"I don't know what to tell my kids," is all I kept hearing after Donald J. Trump was elected President-elect of the United States. I understood where this sentiment was coming from, but at the same time--I honestly found it quite odd. Whomever is the next President of the United States isn't going to change what I'm going to tell my kids. One person, regardless of their morals, good or bad, isn't going to change mine. It shouldn't change yours either.
"Be kind to everyone," I will tell my kids. "Don't be mean. Someone doesn't have to be elderly for you to offer them your seat on the subway. Hold the door. Talk to strangers in the elevator. You don't know how much a simple 'hello' can change someone's day. Contribute to the sunshine; it feels good. Or you can get mad, but people look so ugly when they complain."

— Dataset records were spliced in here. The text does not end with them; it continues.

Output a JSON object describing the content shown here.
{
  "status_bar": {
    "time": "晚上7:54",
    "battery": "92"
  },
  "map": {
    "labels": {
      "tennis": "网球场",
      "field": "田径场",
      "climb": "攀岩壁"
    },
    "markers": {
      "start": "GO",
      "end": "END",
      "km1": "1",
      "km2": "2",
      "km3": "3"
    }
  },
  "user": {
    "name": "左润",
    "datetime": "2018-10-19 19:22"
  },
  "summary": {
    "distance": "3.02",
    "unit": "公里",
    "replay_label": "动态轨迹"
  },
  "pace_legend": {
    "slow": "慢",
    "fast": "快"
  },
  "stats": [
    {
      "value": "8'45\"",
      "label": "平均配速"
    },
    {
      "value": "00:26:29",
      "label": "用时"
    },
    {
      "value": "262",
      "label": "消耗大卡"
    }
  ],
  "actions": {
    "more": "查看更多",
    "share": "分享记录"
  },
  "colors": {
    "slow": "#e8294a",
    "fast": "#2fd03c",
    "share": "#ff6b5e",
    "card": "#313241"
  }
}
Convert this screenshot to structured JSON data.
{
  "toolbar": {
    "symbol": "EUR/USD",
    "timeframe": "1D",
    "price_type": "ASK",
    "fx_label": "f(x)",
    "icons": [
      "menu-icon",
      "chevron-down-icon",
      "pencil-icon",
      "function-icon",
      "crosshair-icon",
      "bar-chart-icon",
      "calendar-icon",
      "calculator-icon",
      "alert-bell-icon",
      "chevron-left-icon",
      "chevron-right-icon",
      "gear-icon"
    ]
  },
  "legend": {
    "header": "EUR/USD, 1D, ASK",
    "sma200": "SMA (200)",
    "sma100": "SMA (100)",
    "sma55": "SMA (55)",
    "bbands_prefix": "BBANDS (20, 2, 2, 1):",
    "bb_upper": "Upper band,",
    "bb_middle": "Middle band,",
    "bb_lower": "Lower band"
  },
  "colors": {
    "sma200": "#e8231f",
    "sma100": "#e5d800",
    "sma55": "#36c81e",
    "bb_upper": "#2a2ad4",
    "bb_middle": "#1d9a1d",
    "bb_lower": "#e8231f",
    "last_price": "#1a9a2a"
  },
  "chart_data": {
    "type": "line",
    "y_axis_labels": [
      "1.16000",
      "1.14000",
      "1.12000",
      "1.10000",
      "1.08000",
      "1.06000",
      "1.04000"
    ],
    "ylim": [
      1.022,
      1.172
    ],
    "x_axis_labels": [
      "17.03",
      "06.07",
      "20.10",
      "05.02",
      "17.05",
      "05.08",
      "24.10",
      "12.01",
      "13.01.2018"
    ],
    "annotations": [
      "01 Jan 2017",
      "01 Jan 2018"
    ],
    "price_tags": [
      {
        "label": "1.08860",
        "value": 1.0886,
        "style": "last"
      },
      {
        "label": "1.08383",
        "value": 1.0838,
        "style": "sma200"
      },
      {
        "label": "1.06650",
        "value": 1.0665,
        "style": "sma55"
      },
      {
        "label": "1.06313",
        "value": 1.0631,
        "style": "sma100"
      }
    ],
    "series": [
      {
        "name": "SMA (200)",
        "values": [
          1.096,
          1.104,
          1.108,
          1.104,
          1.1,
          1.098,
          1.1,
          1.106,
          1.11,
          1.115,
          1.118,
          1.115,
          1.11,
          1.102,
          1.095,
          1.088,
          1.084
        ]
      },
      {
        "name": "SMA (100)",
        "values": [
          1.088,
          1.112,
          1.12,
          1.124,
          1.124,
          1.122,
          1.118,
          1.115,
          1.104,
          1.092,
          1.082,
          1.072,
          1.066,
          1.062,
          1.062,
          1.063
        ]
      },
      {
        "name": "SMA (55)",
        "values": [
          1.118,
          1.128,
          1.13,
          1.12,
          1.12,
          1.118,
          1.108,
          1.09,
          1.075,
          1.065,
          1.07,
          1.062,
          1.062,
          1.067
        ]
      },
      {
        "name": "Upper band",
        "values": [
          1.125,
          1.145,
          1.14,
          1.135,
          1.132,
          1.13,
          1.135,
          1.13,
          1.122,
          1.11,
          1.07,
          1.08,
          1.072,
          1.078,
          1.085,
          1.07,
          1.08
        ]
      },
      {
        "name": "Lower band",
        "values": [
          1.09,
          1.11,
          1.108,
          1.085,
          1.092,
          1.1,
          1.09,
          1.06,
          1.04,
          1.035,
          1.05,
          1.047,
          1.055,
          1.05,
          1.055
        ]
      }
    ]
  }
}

"Stand tall, even if no one stands with you. I never understood what is characterized as 'normal' in society. But normal is just normal, and no one wants to be just normal. Love your crazy, your passions, what makes you weird. Weird is for the trailblazers and you're at the forefront. Get loud for what your gut tells you to scream about. Don't be a bystander and stand up to bullies, those cowardly dogs. Fight with passion, words, integrity - not with fists and hate. Helping others is a gift. Becoming selfless for others and yourself is one of the greatest secrets - I'm spilling the beans."
"Life isn't fair, and no one said it would be," I'll tell them. "Hard work doesn't always pay off the way you want it to, and that's why you need to push yourself even further. The little guy doesn't always come out on top like you see in the movies, but you have two options. You can sit and cry about it, or you can get up, swinging. Work even harder. Hustle, always. You should be the hardest working person you know."
"You're smarter than you think you are, and you should never underestimate yourself even if people underestimate you. They say we are our biggest enemies, and that's true. But flick the devil off your shoulder and shine. Shine so bright you blind people. Fight like hell in what you want to achieve."
"When you fall down, please, get back up. I know it's easy to stay low, and play victim, but the only person that can save you is yourself. So kids, do it. And when you're up, take a walk. Put down the phone, and interact. Everything's better in real life and everyone's got a story that's more than 140 characters. Along the way, you're going to be okay. I can't always protect you, but I can't wait to watch you soar. Your scars don't label you, but they should scare the hell out of you. They should remind you how dark that place is that you once were in, but also that you made it out. That you're here, alive and well."
"Most importantly, forgive. Forgiveness doesn't mean you become best friends with that person again, but you can forgive someone and go your separate ways. Hate is such a big burden to carry, and it will poison all aspects of your life. Forgiveness allows you to move on, and life is way too short to not move on when you're ready to. You can breathe as a weight is lifted off your chest, because you realize that maybe something happened and didn't work out, but that's okay. I'm not telling you forget, because I'm not raising a fool."
What we tell our kids is bigger than one politician in the oval office; it's bigger than all of us. If we all strived to be our own hero, imagine what we could do. United we stand and divided we fall, right? Well, let's stand up. You are a role model for your kids, for those around you, and for yourself if you want to be or not. All eyes are on you. Look up and pay attention.
(Artwork by my nephew Alexander Barrett, age 8)